[Dataset rows describing interfaces]
────────────────────
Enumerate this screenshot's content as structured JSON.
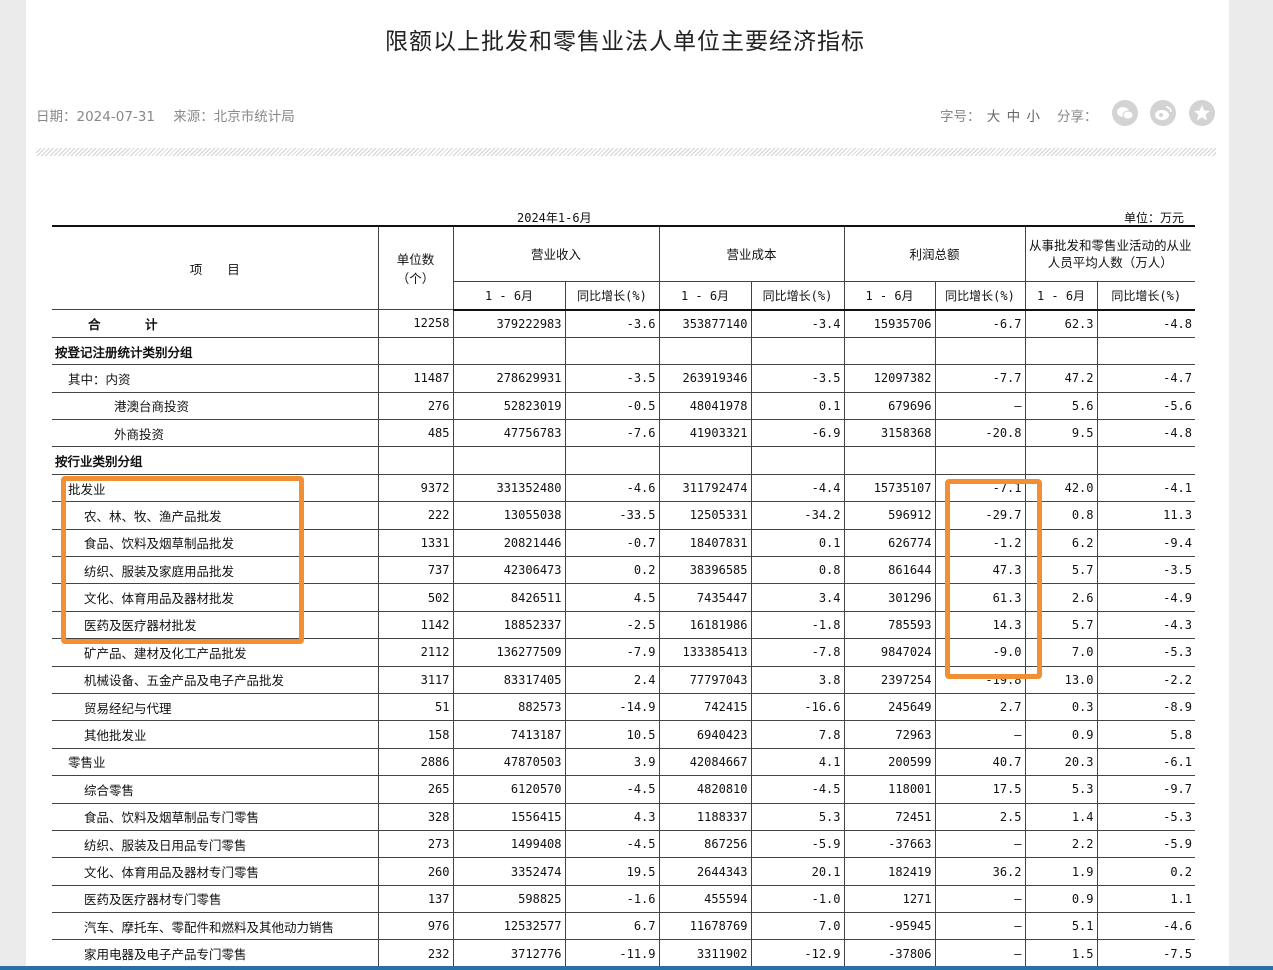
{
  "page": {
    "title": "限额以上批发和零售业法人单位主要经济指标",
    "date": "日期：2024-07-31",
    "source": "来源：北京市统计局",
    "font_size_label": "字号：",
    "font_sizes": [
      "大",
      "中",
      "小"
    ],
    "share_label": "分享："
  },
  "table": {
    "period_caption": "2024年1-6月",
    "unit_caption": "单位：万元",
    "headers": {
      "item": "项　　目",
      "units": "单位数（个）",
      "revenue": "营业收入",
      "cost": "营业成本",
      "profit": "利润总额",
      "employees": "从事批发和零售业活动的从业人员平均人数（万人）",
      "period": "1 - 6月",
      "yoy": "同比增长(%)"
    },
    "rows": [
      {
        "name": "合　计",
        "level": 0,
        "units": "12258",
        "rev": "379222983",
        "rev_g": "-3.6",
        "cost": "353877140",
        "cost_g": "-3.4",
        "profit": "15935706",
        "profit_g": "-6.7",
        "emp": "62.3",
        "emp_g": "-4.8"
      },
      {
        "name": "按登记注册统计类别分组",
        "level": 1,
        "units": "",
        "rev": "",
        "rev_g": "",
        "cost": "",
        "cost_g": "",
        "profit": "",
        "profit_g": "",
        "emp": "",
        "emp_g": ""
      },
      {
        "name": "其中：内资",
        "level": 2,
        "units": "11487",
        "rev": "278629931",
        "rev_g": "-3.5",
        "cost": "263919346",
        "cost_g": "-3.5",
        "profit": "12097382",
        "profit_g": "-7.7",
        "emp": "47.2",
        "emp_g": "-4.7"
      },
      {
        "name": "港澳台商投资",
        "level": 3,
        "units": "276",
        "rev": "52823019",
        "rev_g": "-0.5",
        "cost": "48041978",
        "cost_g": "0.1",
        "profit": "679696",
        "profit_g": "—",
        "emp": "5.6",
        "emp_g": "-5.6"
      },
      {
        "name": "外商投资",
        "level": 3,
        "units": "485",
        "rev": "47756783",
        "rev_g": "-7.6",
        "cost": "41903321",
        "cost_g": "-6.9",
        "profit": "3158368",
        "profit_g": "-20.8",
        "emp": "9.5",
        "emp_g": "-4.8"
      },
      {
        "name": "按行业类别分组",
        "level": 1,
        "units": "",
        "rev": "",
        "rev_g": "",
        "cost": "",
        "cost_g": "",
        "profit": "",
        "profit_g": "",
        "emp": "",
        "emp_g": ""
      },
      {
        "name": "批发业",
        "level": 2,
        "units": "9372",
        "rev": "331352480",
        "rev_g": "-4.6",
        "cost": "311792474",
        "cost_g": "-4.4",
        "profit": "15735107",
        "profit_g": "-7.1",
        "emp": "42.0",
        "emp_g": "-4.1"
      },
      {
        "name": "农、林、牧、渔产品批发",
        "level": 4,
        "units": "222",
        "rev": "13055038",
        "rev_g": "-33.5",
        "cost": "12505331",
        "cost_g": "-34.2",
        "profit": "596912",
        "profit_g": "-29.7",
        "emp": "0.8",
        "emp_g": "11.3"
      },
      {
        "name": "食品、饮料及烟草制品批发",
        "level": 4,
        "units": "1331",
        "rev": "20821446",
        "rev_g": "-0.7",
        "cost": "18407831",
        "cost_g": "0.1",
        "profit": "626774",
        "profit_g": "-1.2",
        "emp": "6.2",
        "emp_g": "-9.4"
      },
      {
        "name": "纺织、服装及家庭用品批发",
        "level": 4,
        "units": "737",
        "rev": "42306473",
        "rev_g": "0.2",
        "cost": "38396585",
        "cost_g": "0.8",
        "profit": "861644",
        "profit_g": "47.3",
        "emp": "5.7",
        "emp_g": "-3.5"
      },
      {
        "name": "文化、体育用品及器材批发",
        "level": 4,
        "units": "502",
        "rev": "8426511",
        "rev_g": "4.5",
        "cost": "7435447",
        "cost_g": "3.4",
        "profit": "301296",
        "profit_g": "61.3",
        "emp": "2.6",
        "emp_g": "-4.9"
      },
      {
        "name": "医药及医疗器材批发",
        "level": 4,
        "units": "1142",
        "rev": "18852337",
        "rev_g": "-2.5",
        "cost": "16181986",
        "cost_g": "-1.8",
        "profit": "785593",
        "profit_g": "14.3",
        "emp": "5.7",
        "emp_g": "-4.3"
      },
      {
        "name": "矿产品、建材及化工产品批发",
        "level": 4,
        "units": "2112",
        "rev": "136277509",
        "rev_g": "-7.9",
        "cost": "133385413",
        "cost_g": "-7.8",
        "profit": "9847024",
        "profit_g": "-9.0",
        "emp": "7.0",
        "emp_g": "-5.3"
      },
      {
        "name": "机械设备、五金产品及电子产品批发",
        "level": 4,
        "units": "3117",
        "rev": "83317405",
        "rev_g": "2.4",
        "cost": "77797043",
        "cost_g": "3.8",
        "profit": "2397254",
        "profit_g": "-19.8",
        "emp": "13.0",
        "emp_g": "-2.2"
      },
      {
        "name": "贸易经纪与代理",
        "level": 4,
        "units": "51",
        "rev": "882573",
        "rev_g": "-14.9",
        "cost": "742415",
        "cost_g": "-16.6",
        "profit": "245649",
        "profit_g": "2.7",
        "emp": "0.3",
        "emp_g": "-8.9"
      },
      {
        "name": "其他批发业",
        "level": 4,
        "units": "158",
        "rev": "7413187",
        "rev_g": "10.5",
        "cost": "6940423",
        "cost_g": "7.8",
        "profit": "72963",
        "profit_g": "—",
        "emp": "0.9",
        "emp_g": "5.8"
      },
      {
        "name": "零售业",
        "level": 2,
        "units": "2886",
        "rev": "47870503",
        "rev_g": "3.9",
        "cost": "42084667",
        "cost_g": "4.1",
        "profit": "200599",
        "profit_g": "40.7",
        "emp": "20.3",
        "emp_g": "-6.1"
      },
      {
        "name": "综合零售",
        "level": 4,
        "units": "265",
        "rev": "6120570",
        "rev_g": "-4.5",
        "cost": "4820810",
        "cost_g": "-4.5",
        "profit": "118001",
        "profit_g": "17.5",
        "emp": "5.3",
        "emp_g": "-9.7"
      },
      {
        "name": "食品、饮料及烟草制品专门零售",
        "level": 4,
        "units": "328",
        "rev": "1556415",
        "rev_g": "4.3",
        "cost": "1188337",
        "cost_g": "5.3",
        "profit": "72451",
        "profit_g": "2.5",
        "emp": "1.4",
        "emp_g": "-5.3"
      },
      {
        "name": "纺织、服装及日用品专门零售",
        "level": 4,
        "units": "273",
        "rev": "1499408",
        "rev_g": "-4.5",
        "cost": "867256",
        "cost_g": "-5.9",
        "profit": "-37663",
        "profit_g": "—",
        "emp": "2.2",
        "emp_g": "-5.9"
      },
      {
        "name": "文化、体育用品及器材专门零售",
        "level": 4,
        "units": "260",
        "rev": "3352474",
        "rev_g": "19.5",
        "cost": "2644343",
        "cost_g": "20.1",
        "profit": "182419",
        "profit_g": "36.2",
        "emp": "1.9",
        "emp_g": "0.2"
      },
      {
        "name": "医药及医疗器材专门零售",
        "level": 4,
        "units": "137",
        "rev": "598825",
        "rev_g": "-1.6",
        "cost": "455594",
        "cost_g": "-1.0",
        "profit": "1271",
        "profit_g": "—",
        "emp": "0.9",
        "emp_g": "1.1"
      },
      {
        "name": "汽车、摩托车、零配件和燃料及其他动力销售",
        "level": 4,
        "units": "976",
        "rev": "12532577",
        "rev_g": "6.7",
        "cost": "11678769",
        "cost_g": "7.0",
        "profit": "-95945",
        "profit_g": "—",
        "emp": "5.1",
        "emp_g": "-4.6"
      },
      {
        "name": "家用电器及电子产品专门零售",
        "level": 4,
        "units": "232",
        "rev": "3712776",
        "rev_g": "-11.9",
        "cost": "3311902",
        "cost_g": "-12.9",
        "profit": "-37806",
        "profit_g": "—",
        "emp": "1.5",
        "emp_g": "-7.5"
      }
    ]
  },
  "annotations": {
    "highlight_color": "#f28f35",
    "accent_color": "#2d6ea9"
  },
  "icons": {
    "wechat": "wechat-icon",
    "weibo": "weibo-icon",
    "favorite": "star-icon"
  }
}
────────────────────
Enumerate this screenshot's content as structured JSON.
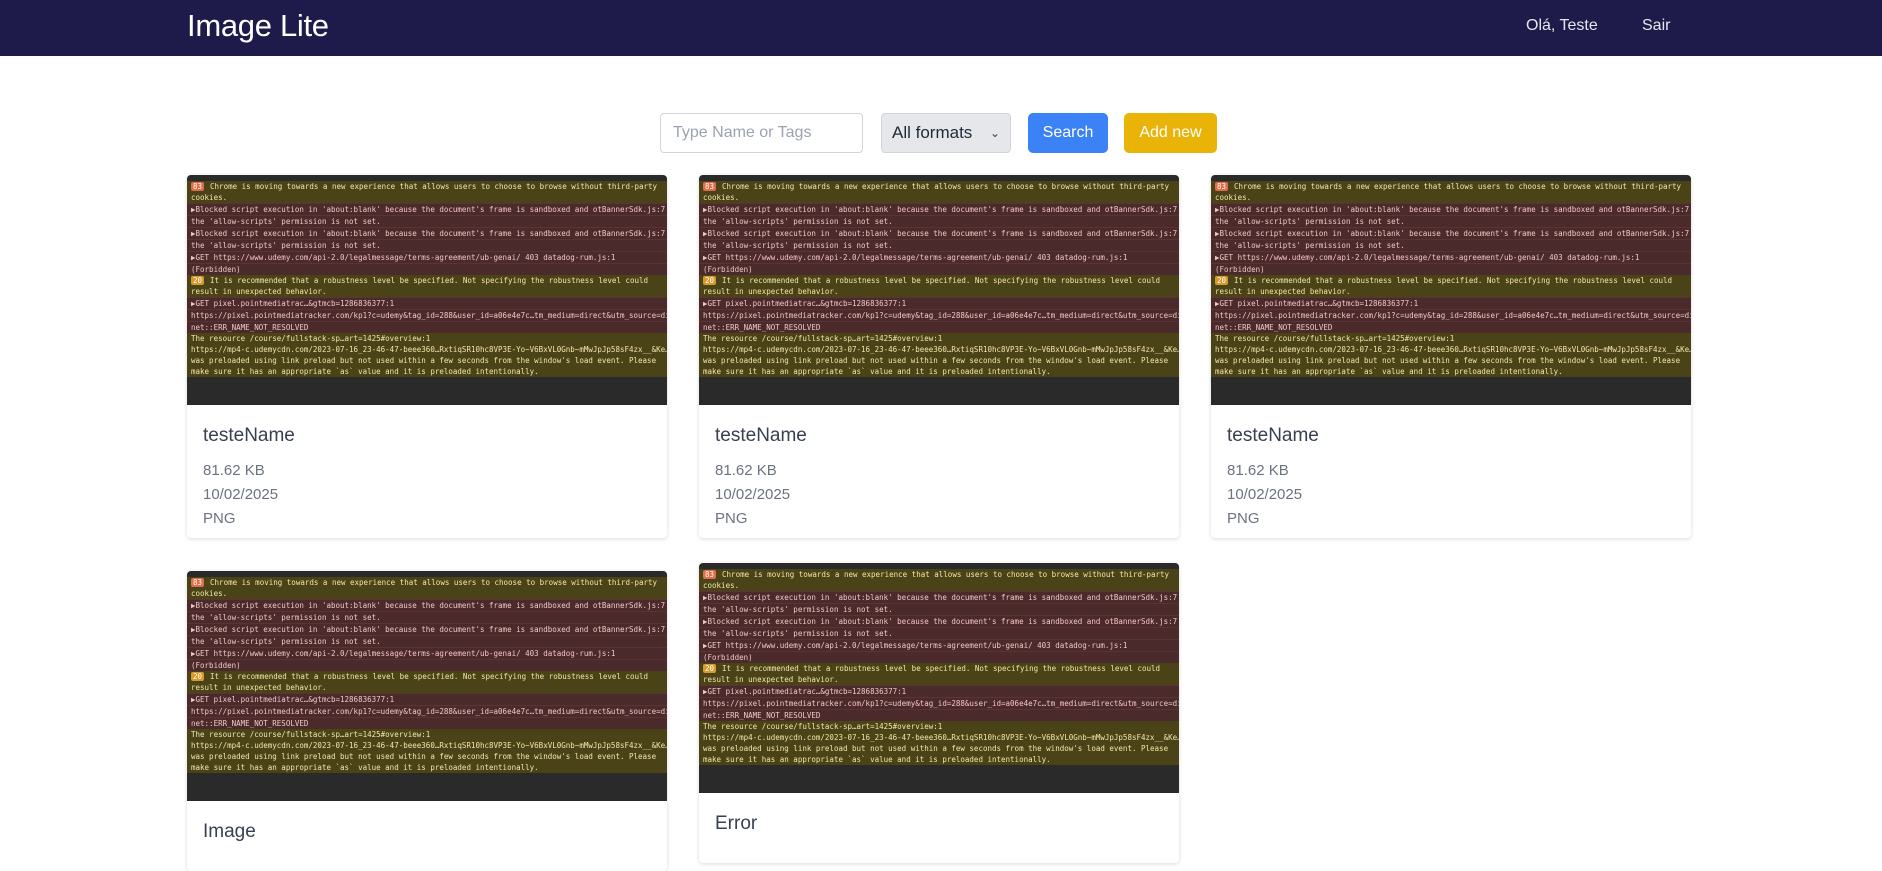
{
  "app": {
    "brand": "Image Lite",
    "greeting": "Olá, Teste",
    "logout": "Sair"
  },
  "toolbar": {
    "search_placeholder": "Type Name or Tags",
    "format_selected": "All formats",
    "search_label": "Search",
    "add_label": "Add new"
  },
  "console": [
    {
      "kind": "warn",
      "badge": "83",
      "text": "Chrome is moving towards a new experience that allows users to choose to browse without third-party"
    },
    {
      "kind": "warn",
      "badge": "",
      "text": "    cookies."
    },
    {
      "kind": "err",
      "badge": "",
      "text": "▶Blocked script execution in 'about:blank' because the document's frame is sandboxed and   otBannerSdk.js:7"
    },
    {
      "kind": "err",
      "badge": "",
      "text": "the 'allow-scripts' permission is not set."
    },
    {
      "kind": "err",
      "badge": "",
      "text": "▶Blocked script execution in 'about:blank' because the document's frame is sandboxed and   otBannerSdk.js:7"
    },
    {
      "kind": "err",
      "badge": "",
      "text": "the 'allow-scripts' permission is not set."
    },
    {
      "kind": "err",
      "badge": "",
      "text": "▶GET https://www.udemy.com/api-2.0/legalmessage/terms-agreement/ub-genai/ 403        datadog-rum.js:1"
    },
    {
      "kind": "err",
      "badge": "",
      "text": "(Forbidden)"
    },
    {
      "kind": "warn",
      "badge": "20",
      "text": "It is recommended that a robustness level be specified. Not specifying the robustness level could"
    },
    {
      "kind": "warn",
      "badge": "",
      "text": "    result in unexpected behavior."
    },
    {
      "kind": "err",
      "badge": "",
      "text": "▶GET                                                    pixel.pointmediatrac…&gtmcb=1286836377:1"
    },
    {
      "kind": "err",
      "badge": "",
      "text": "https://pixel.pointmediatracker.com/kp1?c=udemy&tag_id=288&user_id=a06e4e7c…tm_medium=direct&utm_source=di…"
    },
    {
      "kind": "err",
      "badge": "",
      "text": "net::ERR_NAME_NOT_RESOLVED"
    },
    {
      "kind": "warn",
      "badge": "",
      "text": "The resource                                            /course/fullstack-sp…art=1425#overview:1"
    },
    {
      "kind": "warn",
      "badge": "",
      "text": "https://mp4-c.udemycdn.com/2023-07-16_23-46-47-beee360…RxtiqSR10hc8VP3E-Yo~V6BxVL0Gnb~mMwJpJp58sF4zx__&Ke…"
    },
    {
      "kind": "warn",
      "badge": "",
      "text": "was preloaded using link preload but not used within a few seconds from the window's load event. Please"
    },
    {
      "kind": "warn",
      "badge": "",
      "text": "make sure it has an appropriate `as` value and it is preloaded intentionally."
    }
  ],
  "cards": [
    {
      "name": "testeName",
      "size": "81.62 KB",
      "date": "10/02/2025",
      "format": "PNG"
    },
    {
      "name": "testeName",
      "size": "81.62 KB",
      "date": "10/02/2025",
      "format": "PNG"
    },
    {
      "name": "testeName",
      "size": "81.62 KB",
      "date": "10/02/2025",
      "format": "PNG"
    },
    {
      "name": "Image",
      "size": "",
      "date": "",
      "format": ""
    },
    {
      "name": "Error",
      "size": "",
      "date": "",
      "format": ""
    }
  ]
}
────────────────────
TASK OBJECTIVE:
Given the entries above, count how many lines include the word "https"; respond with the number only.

REPLY:
3